Problem: What follows is a listing; restate all of it word for word.

Material for this task:
------------------------------------------------
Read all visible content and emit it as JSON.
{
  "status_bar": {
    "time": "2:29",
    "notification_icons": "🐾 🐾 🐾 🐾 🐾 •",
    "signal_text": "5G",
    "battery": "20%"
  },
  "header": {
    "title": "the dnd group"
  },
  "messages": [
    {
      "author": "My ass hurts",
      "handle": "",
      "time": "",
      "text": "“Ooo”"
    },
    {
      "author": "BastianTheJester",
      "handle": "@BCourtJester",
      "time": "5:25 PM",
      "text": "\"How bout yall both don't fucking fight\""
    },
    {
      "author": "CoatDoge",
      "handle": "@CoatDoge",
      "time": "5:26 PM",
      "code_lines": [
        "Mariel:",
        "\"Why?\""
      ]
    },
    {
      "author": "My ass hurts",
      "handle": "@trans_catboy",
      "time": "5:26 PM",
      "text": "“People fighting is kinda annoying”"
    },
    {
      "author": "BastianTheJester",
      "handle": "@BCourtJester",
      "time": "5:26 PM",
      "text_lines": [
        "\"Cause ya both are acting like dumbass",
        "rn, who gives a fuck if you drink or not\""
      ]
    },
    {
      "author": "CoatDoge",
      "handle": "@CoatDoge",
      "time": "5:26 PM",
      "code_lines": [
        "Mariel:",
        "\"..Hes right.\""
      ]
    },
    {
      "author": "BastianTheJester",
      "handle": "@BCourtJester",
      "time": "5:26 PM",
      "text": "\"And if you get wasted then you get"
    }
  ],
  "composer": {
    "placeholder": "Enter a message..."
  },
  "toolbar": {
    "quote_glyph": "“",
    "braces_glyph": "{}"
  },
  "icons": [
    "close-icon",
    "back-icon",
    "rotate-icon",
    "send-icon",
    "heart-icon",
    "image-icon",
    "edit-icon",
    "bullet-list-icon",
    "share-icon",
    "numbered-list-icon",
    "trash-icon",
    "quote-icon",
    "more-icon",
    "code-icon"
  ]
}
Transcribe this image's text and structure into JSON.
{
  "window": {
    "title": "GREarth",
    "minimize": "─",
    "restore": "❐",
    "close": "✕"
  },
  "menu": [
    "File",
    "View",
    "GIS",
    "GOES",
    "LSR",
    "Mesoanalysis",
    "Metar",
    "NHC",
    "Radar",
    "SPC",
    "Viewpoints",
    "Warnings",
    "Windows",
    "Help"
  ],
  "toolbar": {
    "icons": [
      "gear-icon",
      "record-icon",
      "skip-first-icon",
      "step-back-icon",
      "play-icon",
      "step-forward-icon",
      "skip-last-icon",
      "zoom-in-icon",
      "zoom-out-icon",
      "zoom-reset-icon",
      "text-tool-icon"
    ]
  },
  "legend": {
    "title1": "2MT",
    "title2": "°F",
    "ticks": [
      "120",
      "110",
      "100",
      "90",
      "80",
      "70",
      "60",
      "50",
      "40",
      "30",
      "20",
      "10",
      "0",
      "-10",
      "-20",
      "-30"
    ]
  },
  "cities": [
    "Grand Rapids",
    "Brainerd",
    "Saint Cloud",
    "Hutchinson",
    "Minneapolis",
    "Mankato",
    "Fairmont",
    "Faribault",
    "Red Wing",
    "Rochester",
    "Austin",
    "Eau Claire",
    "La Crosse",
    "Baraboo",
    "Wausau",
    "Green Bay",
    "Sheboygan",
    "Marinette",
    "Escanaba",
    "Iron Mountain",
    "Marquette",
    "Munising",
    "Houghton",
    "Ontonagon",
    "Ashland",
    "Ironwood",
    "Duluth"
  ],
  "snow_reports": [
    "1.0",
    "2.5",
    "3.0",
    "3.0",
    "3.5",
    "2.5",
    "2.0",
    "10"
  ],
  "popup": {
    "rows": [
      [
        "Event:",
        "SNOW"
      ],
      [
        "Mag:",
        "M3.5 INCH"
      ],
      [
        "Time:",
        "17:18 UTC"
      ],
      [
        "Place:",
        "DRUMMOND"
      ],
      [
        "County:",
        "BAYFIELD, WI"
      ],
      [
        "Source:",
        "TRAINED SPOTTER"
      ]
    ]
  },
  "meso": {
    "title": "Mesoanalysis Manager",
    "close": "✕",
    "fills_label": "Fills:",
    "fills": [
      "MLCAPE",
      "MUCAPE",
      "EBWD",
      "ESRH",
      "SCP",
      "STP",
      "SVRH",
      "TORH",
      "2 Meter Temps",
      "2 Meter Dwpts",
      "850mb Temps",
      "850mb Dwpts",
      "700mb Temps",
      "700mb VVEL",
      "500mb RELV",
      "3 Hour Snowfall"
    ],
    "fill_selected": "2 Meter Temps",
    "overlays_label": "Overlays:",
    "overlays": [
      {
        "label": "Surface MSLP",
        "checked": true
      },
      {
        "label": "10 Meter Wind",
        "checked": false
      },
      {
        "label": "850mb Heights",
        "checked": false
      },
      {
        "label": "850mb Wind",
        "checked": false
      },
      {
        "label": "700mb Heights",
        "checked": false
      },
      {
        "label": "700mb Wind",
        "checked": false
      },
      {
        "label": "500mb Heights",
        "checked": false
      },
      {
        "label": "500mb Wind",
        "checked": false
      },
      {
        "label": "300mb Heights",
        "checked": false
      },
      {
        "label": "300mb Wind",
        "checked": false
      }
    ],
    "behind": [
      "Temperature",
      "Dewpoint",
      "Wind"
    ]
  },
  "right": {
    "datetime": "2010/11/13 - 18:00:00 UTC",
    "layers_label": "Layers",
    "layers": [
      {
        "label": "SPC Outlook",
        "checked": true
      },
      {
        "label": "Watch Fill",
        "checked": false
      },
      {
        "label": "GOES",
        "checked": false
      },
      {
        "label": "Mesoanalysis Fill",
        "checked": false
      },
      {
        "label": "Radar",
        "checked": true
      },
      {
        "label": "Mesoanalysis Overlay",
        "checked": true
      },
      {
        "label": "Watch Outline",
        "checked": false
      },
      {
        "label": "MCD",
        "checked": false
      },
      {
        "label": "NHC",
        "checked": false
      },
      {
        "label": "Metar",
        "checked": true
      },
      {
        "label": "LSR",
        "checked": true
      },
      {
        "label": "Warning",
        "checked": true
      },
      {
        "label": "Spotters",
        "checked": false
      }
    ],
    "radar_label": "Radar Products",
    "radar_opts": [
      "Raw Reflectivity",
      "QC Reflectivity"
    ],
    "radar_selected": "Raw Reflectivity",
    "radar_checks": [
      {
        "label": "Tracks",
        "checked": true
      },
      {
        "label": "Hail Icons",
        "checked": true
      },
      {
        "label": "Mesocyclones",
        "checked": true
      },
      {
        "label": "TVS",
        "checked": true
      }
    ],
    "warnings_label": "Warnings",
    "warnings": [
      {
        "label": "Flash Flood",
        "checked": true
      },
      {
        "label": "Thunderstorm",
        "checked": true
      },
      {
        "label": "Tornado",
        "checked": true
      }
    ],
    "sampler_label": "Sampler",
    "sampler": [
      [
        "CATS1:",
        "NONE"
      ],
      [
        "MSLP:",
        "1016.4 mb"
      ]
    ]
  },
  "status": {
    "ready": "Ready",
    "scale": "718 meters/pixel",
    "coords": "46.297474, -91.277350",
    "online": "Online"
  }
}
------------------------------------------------
Output of the exercise:
Read all visible content and emit it as JSON.
{
  "status_bar": {
    "time": "2:29",
    "notification_icons": "🐾 🐾 🐾 🐾 🐾 •",
    "signal_text": "5G",
    "battery": "20%"
  },
  "header": {
    "title": "the dnd group"
  },
  "messages": [
    {
      "author": "My ass hurts",
      "handle": "",
      "time": "",
      "text": "“Ooo”"
    },
    {
      "author": "BastianTheJester",
      "handle": "@BCourtJester",
      "time": "5:25 PM",
      "text": "\"How bout yall both don't fucking fight\""
    },
    {
      "author": "CoatDoge",
      "handle": "@CoatDoge",
      "time": "5:26 PM",
      "code_lines": [
        "Mariel:",
        "\"Why?\""
      ]
    },
    {
      "author": "My ass hurts",
      "handle": "@trans_catboy",
      "time": "5:26 PM",
      "text": "“People fighting is kinda annoying”"
    },
    {
      "author": "BastianTheJester",
      "handle": "@BCourtJester",
      "time": "5:26 PM",
      "text_lines": [
        "\"Cause ya both are acting like dumbass",
        "rn, who gives a fuck if you drink or not\""
      ]
    },
    {
      "author": "CoatDoge",
      "handle": "@CoatDoge",
      "time": "5:26 PM",
      "code_lines": [
        "Mariel:",
        "\"..Hes right.\""
      ]
    },
    {
      "author": "BastianTheJester",
      "handle": "@BCourtJester",
      "time": "5:26 PM",
      "text": "\"And if you get wasted then you get"
    }
  ],
  "composer": {
    "placeholder": "Enter a message..."
  },
  "toolbar": {
    "quote_glyph": "“",
    "braces_glyph": "{}"
  },
  "icons": [
    "close-icon",
    "back-icon",
    "rotate-icon",
    "send-icon",
    "heart-icon",
    "image-icon",
    "edit-icon",
    "bullet-list-icon",
    "share-icon",
    "numbered-list-icon",
    "trash-icon",
    "quote-icon",
    "more-icon",
    "code-icon"
  ]
}
Transcribe this image's text and structure into JSON.
{
  "window": {
    "title": "GREarth",
    "minimize": "─",
    "restore": "❐",
    "close": "✕"
  },
  "menu": [
    "File",
    "View",
    "GIS",
    "GOES",
    "LSR",
    "Mesoanalysis",
    "Metar",
    "NHC",
    "Radar",
    "SPC",
    "Viewpoints",
    "Warnings",
    "Windows",
    "Help"
  ],
  "toolbar": {
    "icons": [
      "gear-icon",
      "record-icon",
      "skip-first-icon",
      "step-back-icon",
      "play-icon",
      "step-forward-icon",
      "skip-last-icon",
      "zoom-in-icon",
      "zoom-out-icon",
      "zoom-reset-icon",
      "text-tool-icon"
    ]
  },
  "legend": {
    "title1": "2MT",
    "title2": "°F",
    "ticks": [
      "120",
      "110",
      "100",
      "90",
      "80",
      "70",
      "60",
      "50",
      "40",
      "30",
      "20",
      "10",
      "0",
      "-10",
      "-20",
      "-30"
    ]
  },
  "cities": [
    "Grand Rapids",
    "Brainerd",
    "Saint Cloud",
    "Hutchinson",
    "Minneapolis",
    "Mankato",
    "Fairmont",
    "Faribault",
    "Red Wing",
    "Rochester",
    "Austin",
    "Eau Claire",
    "La Crosse",
    "Baraboo",
    "Wausau",
    "Green Bay",
    "Sheboygan",
    "Marinette",
    "Escanaba",
    "Iron Mountain",
    "Marquette",
    "Munising",
    "Houghton",
    "Ontonagon",
    "Ashland",
    "Ironwood",
    "Duluth"
  ],
  "snow_reports": [
    "1.0",
    "2.5",
    "3.0",
    "3.0",
    "3.5",
    "2.5",
    "2.0",
    "10"
  ],
  "popup": {
    "rows": [
      [
        "Event:",
        "SNOW"
      ],
      [
        "Mag:",
        "M3.5 INCH"
      ],
      [
        "Time:",
        "17:18 UTC"
      ],
      [
        "Place:",
        "DRUMMOND"
      ],
      [
        "County:",
        "BAYFIELD, WI"
      ],
      [
        "Source:",
        "TRAINED SPOTTER"
      ]
    ]
  },
  "meso": {
    "title": "Mesoanalysis Manager",
    "close": "✕",
    "fills_label": "Fills:",
    "fills": [
      "MLCAPE",
      "MUCAPE",
      "EBWD",
      "ESRH",
      "SCP",
      "STP",
      "SVRH",
      "TORH",
      "2 Meter Temps",
      "2 Meter Dwpts",
      "850mb Temps",
      "850mb Dwpts",
      "700mb Temps",
      "700mb VVEL",
      "500mb RELV",
      "3 Hour Snowfall"
    ],
    "fill_selected": "2 Meter Temps",
    "overlays_label": "Overlays:",
    "overlays": [
      {
        "label": "Surface MSLP",
        "checked": true
      },
      {
        "label": "10 Meter Wind",
        "checked": false
      },
      {
        "label": "850mb Heights",
        "checked": false
      },
      {
        "label": "850mb Wind",
        "checked": false
      },
      {
        "label": "700mb Heights",
        "checked": false
      },
      {
        "label": "700mb Wind",
        "checked": false
      },
      {
        "label": "500mb Heights",
        "checked": false
      },
      {
        "label": "500mb Wind",
        "checked": false
      },
      {
        "label": "300mb Heights",
        "checked": false
      },
      {
        "label": "300mb Wind",
        "checked": false
      }
    ],
    "behind": [
      "Temperature",
      "Dewpoint",
      "Wind"
    ]
  },
  "right": {
    "datetime": "2010/11/13 - 18:00:00 UTC",
    "layers_label": "Layers",
    "layers": [
      {
        "label": "SPC Outlook",
        "checked": true
      },
      {
        "label": "Watch Fill",
        "checked": false
      },
      {
        "label": "GOES",
        "checked": false
      },
      {
        "label": "Mesoanalysis Fill",
        "checked": false
      },
      {
        "label": "Radar",
        "checked": true
      },
      {
        "label": "Mesoanalysis Overlay",
        "checked": true
      },
      {
        "label": "Watch Outline",
        "checked": false
      },
      {
        "label": "MCD",
        "checked": false
      },
      {
        "label": "NHC",
        "checked": false
      },
      {
        "label": "Metar",
        "checked": true
      },
      {
        "label": "LSR",
        "checked": true
      },
      {
        "label": "Warning",
        "checked": true
      },
      {
        "label": "Spotters",
        "checked": false
      }
    ],
    "radar_label": "Radar Products",
    "radar_opts": [
      "Raw Reflectivity",
      "QC Reflectivity"
    ],
    "radar_selected": "Raw Reflectivity",
    "radar_checks": [
      {
        "label": "Tracks",
        "checked": true
      },
      {
        "label": "Hail Icons",
        "checked": true
      },
      {
        "label": "Mesocyclones",
        "checked": true
      },
      {
        "label": "TVS",
        "checked": true
      }
    ],
    "warnings_label": "Warnings",
    "warnings": [
      {
        "label": "Flash Flood",
        "checked": true
      },
      {
        "label": "Thunderstorm",
        "checked": true
      },
      {
        "label": "Tornado",
        "checked": true
      }
    ],
    "sampler_label": "Sampler",
    "sampler": [
      [
        "CATS1:",
        "NONE"
      ],
      [
        "MSLP:",
        "1016.4 mb"
      ]
    ]
  },
  "status": {
    "ready": "Ready",
    "scale": "718 meters/pixel",
    "coords": "46.297474, -91.277350",
    "online": "Online"
  }
}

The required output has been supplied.